**The task**
Give the data again in full, without pictures.

*** Block opens ***

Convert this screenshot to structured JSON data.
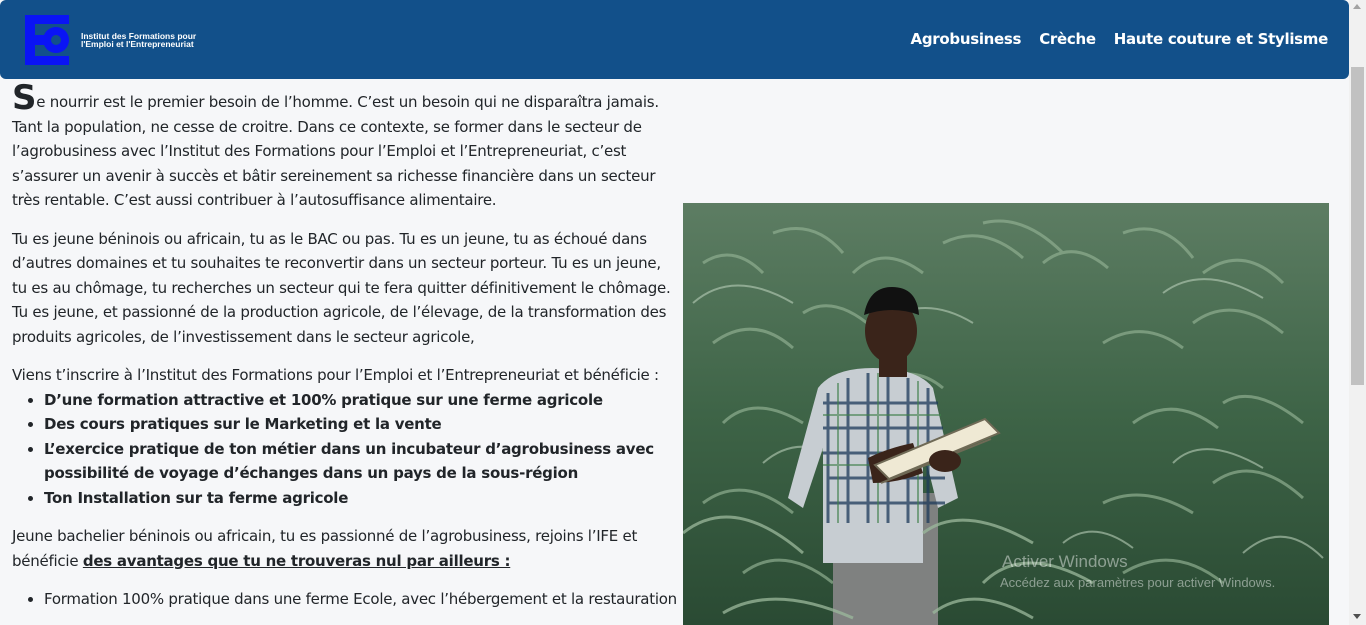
{
  "brand": {
    "logo_text_line1": "Institut des Formations pour",
    "logo_text_line2": "l'Emploi et l'Entrepreneuriat",
    "logo_color": "#0a14f5"
  },
  "nav": {
    "items": [
      {
        "label": "Agrobusiness"
      },
      {
        "label": "Crèche"
      },
      {
        "label": "Haute couture et Stylisme"
      }
    ],
    "bg_color": "#12508a"
  },
  "article": {
    "dropcap": "S",
    "para1": "e nourrir est le premier besoin de l’homme. C’est un besoin qui ne disparaîtra jamais. Tant la population, ne cesse de croitre. Dans ce contexte, se former dans le secteur de l’agrobusiness avec l’Institut des Formations pour l’Emploi et l’Entrepreneuriat, c’est s’assurer un avenir à succès et bâtir sereinement sa richesse financière dans un secteur très rentable. C’est aussi contribuer à l’autosuffisance alimentaire.",
    "para2": "Tu es jeune béninois ou africain, tu as le BAC ou pas. Tu es un jeune, tu as échoué dans d’autres domaines et tu souhaites te reconvertir dans un secteur porteur. Tu es un jeune, tu es au chômage, tu recherches un secteur qui te fera quitter définitivement le chômage. Tu es jeune, et passionné de la production agricole, de l’élevage, de la transformation des produits agricoles, de l’investissement dans le secteur agricole,",
    "para3": "Viens t’inscrire à l’Institut des Formations pour l’Emploi et l’Entrepreneuriat et bénéficie :",
    "benefits": [
      "D’une formation attractive et 100% pratique sur une ferme agricole",
      "Des cours pratiques sur le Marketing et la vente",
      "L’exercice pratique de ton métier dans un incubateur d’agrobusiness avec possibilité de voyage d’échanges dans un pays de la sous-région",
      "Ton Installation sur ta ferme agricole"
    ],
    "para4_prefix": "Jeune bachelier béninois ou africain, tu es passionné de l’agrobusiness, rejoins l’IFE et bénéficie ",
    "para4_link": "des avantages que tu ne trouveras nul par ailleurs :",
    "advantages": [
      "Formation 100% pratique dans une ferme Ecole, avec l’hébergement et la restauration"
    ]
  },
  "watermark": {
    "line1": "Activer Windows",
    "line2": "Accédez aux paramètres pour activer Windows."
  }
}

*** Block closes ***

**Output for this task**
Convert this screenshot to structured JSON data.
{
  "brand": {
    "logo_text_line1": "Institut des Formations pour",
    "logo_text_line2": "l'Emploi et l'Entrepreneuriat",
    "logo_color": "#0a14f5"
  },
  "nav": {
    "items": [
      {
        "label": "Agrobusiness"
      },
      {
        "label": "Crèche"
      },
      {
        "label": "Haute couture et Stylisme"
      }
    ],
    "bg_color": "#12508a"
  },
  "article": {
    "dropcap": "S",
    "para1": "e nourrir est le premier besoin de l’homme. C’est un besoin qui ne disparaîtra jamais. Tant la population, ne cesse de croitre. Dans ce contexte, se former dans le secteur de l’agrobusiness avec l’Institut des Formations pour l’Emploi et l’Entrepreneuriat, c’est s’assurer un avenir à succès et bâtir sereinement sa richesse financière dans un secteur très rentable. C’est aussi contribuer à l’autosuffisance alimentaire.",
    "para2": "Tu es jeune béninois ou africain, tu as le BAC ou pas. Tu es un jeune, tu as échoué dans d’autres domaines et tu souhaites te reconvertir dans un secteur porteur. Tu es un jeune, tu es au chômage, tu recherches un secteur qui te fera quitter définitivement le chômage. Tu es jeune, et passionné de la production agricole, de l’élevage, de la transformation des produits agricoles, de l’investissement dans le secteur agricole,",
    "para3": "Viens t’inscrire à l’Institut des Formations pour l’Emploi et l’Entrepreneuriat et bénéficie :",
    "benefits": [
      "D’une formation attractive et 100% pratique sur une ferme agricole",
      "Des cours pratiques sur le Marketing et la vente",
      "L’exercice pratique de ton métier dans un incubateur d’agrobusiness avec possibilité de voyage d’échanges dans un pays de la sous-région",
      "Ton Installation sur ta ferme agricole"
    ],
    "para4_prefix": "Jeune bachelier béninois ou africain, tu es passionné de l’agrobusiness, rejoins l’IFE et bénéficie ",
    "para4_link": "des avantages que tu ne trouveras nul par ailleurs :",
    "advantages": [
      "Formation 100% pratique dans une ferme Ecole, avec l’hébergement et la restauration"
    ]
  },
  "watermark": {
    "line1": "Activer Windows",
    "line2": "Accédez aux paramètres pour activer Windows."
  }
}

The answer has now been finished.